KEVIN PHILLIPS: Well, I think the Democrats have to figure on trouble. The Republicans have to figure on some opportunity for a rebound. But I think mostly they both have to think about that in a lot of ways they're a duopoly, a double monopoly that no longer has meaningful ideas but has entrenched interests. And if that's true again, and I think it could be, then Americans are really going to start to say, "How do we get something new in this country?"
BILL MOYERS: Pat Buchanan said this week the conservative era is over. What do you think about that?
KEVIN PHILLIPS: Well, I think it's over in the sense that supply side and trickle down economics is gone for a while. I think that's fair to say. It's also clear that we have socialism coming in a big way. But it's socialism for the rich. You know, the profits go to finance but the liability of something goes wrong, well, that's the taxpayers. You know, that's the so what you've seen is conservatism in the old sense of free markets was totally trashed by Ben Bernanke and Hank Paulson, you know? Not your everyday garden variety Riverside Drive leftists.
So we now have socialism on right center. And I don't see that we come back to the free market stuff for quite a long time. But I would say is the bailout liberal? Is the bailout conservative? Or is it some hybrid? Or do those words not mean anything?
BILL MOYERS: State capitalism.
KEVIN PHILLIPS: Well, the bailout is state capitalism. But opposition to it, some of it's "conservative". Some of it's "progressive". And maybe these people in the end will have more in common than they realize and will start to vote together on some things. That could be an unexpected breakthrough.
BILL MOYERS: Quickly connect the dots of this recent era for us, ballooning debt, sliding home prices, recurrent money supply expansion, growing inflation, peak oil, crumbling dollar, stagnant wages. What do they have in common?
KEVIN PHILLIPS: Well, I think they're all part of something I'm starting to think of as the mega bubble, 25 years of just pumping up the money supply and deregulating and not worrying about the ordinary person but sort of faking him or her out with friendly statistics and feel-good stuff. We are in an age of disappointment. And I don't think that's going to be eradicated easily. I'm not sure it will be at all. And I think all of these things you mentioned point in that direction.

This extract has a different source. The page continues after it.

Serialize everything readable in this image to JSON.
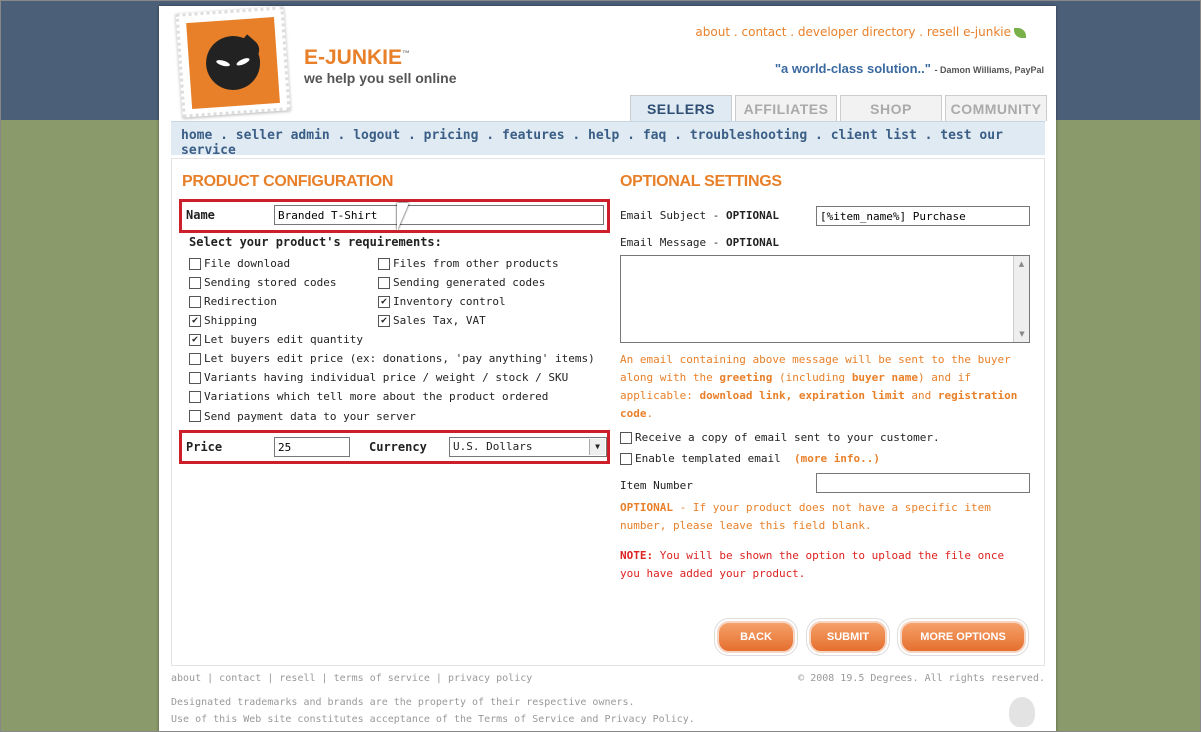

BILL MOYERS: The book is "Bad Money: Reckless Finance, Failed Politics, and the Global Crisis of American Capitalism". Kevin Phillips, thanks for being again on the Journal.
KEVIN PHILLIPS: Always good to be with you.